What you have to do:
Could you copy the records below exactly, leaving out any pictures?

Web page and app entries
--------------------------------------------------
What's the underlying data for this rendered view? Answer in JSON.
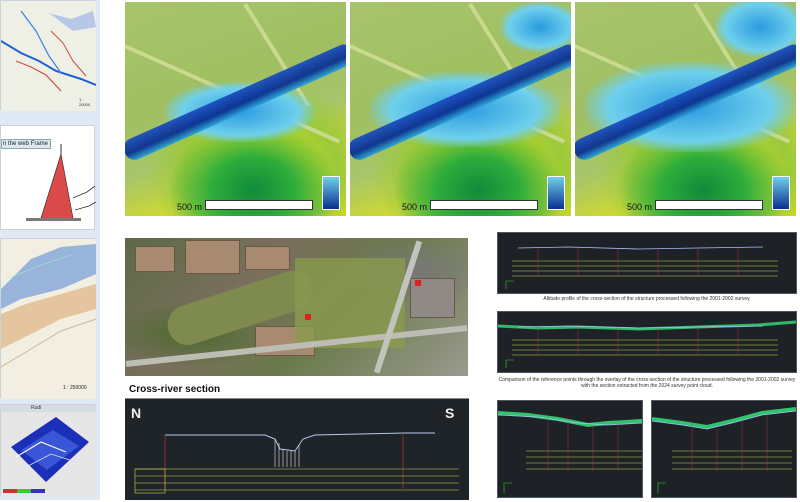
{
  "left_strip": {
    "label_web_frame": "n the web Frame",
    "label_scale_1": "1 : 20000",
    "label_scale_2": "1 : 250000",
    "label_panel_title": "Rudi"
  },
  "dem_panels": [
    {
      "scale_label": "500 m"
    },
    {
      "scale_label": "500 m"
    },
    {
      "scale_label": "500 m"
    }
  ],
  "cross_section": {
    "title": "Cross-river section",
    "left_bank": "N",
    "right_bank": "S"
  },
  "captions": {
    "caption_1": "Altitude profile of the cross-section of the structure processed following the 2001-2002 survey.",
    "caption_2": "Comparison of the reference points through the overlay of the cross-section of the structure processed following the 2001-2002 survey with the section extracted from the 2024 survey point cloud."
  },
  "colors": {
    "water_dark": "#0a2f8f",
    "water_light": "#6fd0ec",
    "terrain_green": "#2fae3b",
    "terrain_yellow": "#e2e019",
    "cad_background": "#1e2226",
    "cad_grid": "#c9d34a",
    "cad_marker": "#c43a3a",
    "cloud_green": "#33e07a"
  }
}
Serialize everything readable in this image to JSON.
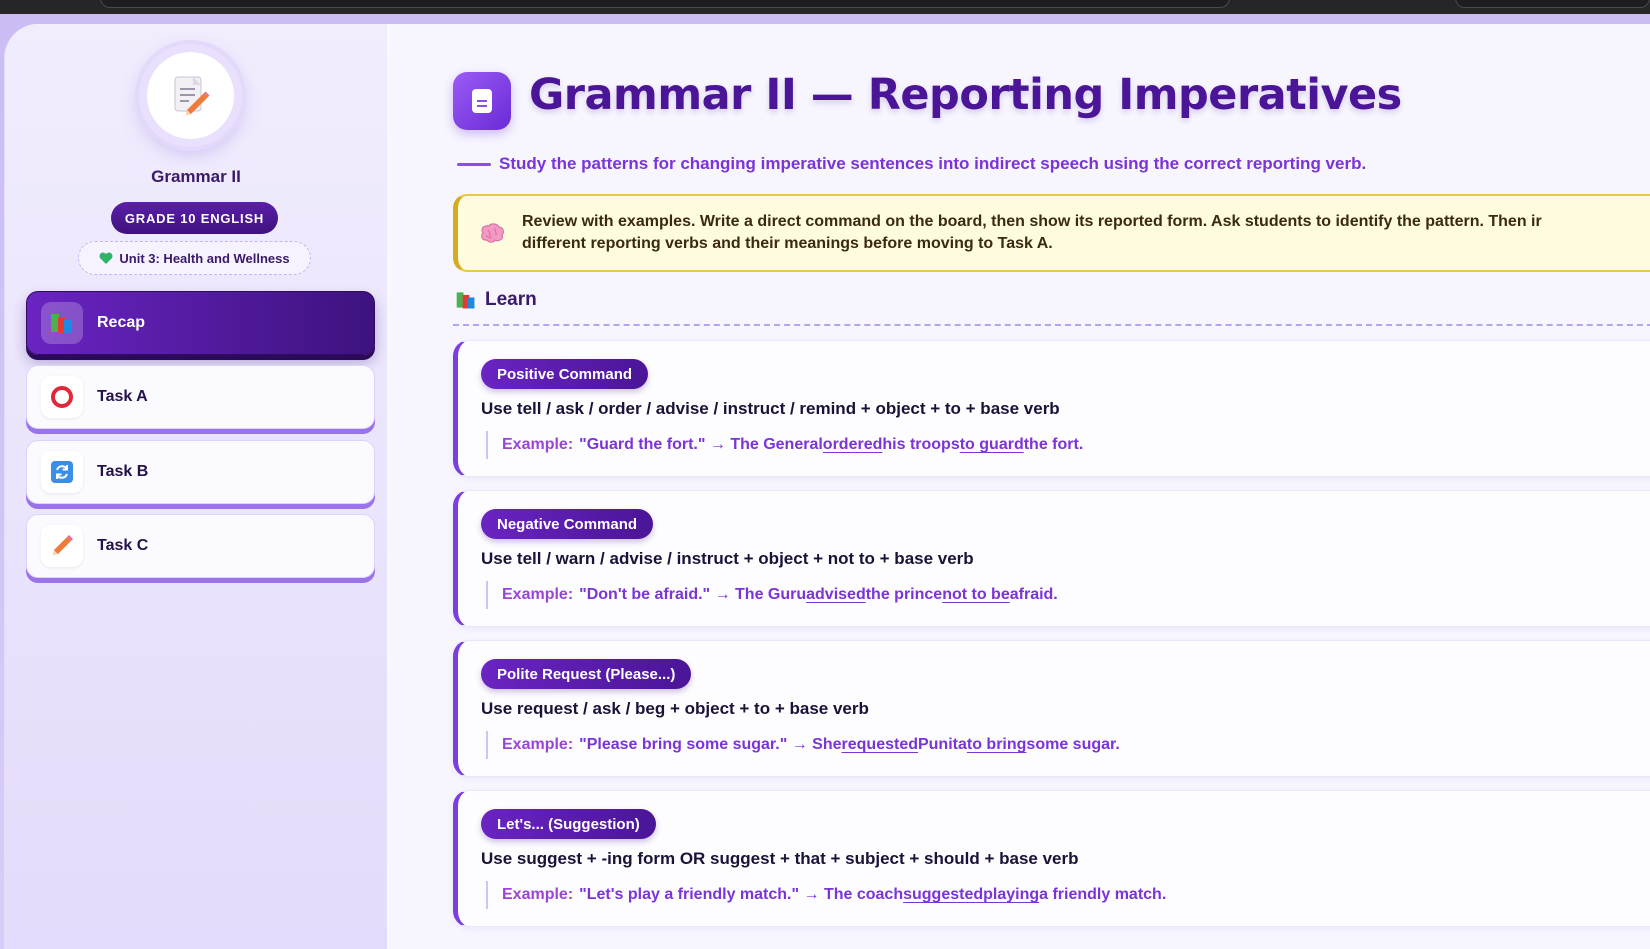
{
  "sidebar": {
    "title": "Grammar II",
    "grade": "GRADE 10 ENGLISH",
    "unit": "Unit 3: Health and Wellness",
    "items": [
      {
        "label": "Recap",
        "icon": "books-icon",
        "active": true
      },
      {
        "label": "Task A",
        "icon": "ring-icon",
        "active": false
      },
      {
        "label": "Task B",
        "icon": "refresh-icon",
        "active": false
      },
      {
        "label": "Task C",
        "icon": "pencil-icon",
        "active": false
      }
    ]
  },
  "main": {
    "title": "Grammar II — Reporting Imperatives",
    "subtitle": "Study the patterns for changing imperative sentences into indirect speech using the correct reporting verb.",
    "tip": {
      "line1": "Review with examples. Write a direct command on the board, then show its reported form. Ask students to identify the pattern. Then ir",
      "line2": "different reporting verbs and their meanings before moving to Task A."
    },
    "section": "Learn",
    "cards": [
      {
        "tag": "Positive Command",
        "rule": "Use tell / ask / order / advise / instruct / remind + object + to + base verb",
        "example_label": "Example:",
        "ex": [
          "\"Guard the fort.\" → The General ",
          "ordered",
          " his troops ",
          "to guard",
          " the fort."
        ]
      },
      {
        "tag": "Negative Command",
        "rule": "Use tell / warn / advise / instruct + object + not to + base verb",
        "example_label": "Example:",
        "ex": [
          "\"Don't be afraid.\" → The Guru ",
          "advised",
          " the prince ",
          "not to be",
          " afraid."
        ]
      },
      {
        "tag": "Polite Request (Please...)",
        "rule": "Use request / ask / beg + object + to + base verb",
        "example_label": "Example:",
        "ex": [
          "\"Please bring some sugar.\" → She ",
          "requested",
          " Punita ",
          "to bring",
          " some sugar."
        ]
      },
      {
        "tag": "Let's... (Suggestion)",
        "rule": "Use suggest + -ing form OR suggest + that + subject + should + base verb",
        "example_label": "Example:",
        "ex": [
          "\"Let's play a friendly match.\" → The coach ",
          "suggested",
          " ",
          "playing",
          " a friendly match."
        ]
      }
    ]
  },
  "colors": {
    "primary": "#4a1597",
    "accent": "#7b3fe0",
    "tip_bg": "#fffbdf",
    "tip_border": "#d8ab1c"
  }
}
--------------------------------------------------
Response to this task:
What's the underlying data for this rendered view? Answer in JSON.
{
  "left_strip": {
    "label_web_frame": "n the web Frame",
    "label_scale_1": "1 : 20000",
    "label_scale_2": "1 : 250000",
    "label_panel_title": "Rudi"
  },
  "dem_panels": [
    {
      "scale_label": "500 m"
    },
    {
      "scale_label": "500 m"
    },
    {
      "scale_label": "500 m"
    }
  ],
  "cross_section": {
    "title": "Cross-river section",
    "left_bank": "N",
    "right_bank": "S"
  },
  "captions": {
    "caption_1": "Altitude profile of the cross-section of the structure processed following the 2001-2002 survey.",
    "caption_2": "Comparison of the reference points through the overlay of the cross-section of the structure processed following the 2001-2002 survey with the section extracted from the 2024 survey point cloud."
  },
  "colors": {
    "water_dark": "#0a2f8f",
    "water_light": "#6fd0ec",
    "terrain_green": "#2fae3b",
    "terrain_yellow": "#e2e019",
    "cad_background": "#1e2226",
    "cad_grid": "#c9d34a",
    "cad_marker": "#c43a3a",
    "cloud_green": "#33e07a"
  }
}
Serialize everything readable in this image to JSON.
{
  "sidebar": {
    "title": "Grammar II",
    "grade": "GRADE 10 ENGLISH",
    "unit": "Unit 3: Health and Wellness",
    "items": [
      {
        "label": "Recap",
        "icon": "books-icon",
        "active": true
      },
      {
        "label": "Task A",
        "icon": "ring-icon",
        "active": false
      },
      {
        "label": "Task B",
        "icon": "refresh-icon",
        "active": false
      },
      {
        "label": "Task C",
        "icon": "pencil-icon",
        "active": false
      }
    ]
  },
  "main": {
    "title": "Grammar II — Reporting Imperatives",
    "subtitle": "Study the patterns for changing imperative sentences into indirect speech using the correct reporting verb.",
    "tip": {
      "line1": "Review with examples. Write a direct command on the board, then show its reported form. Ask students to identify the pattern. Then ir",
      "line2": "different reporting verbs and their meanings before moving to Task A."
    },
    "section": "Learn",
    "cards": [
      {
        "tag": "Positive Command",
        "rule": "Use tell / ask / order / advise / instruct / remind + object + to + base verb",
        "example_label": "Example:",
        "ex": [
          "\"Guard the fort.\" → The General ",
          "ordered",
          " his troops ",
          "to guard",
          " the fort."
        ]
      },
      {
        "tag": "Negative Command",
        "rule": "Use tell / warn / advise / instruct + object + not to + base verb",
        "example_label": "Example:",
        "ex": [
          "\"Don't be afraid.\" → The Guru ",
          "advised",
          " the prince ",
          "not to be",
          " afraid."
        ]
      },
      {
        "tag": "Polite Request (Please...)",
        "rule": "Use request / ask / beg + object + to + base verb",
        "example_label": "Example:",
        "ex": [
          "\"Please bring some sugar.\" → She ",
          "requested",
          " Punita ",
          "to bring",
          " some sugar."
        ]
      },
      {
        "tag": "Let's... (Suggestion)",
        "rule": "Use suggest + -ing form OR suggest + that + subject + should + base verb",
        "example_label": "Example:",
        "ex": [
          "\"Let's play a friendly match.\" → The coach ",
          "suggested",
          " ",
          "playing",
          " a friendly match."
        ]
      }
    ]
  },
  "colors": {
    "primary": "#4a1597",
    "accent": "#7b3fe0",
    "tip_bg": "#fffbdf",
    "tip_border": "#d8ab1c"
  }
}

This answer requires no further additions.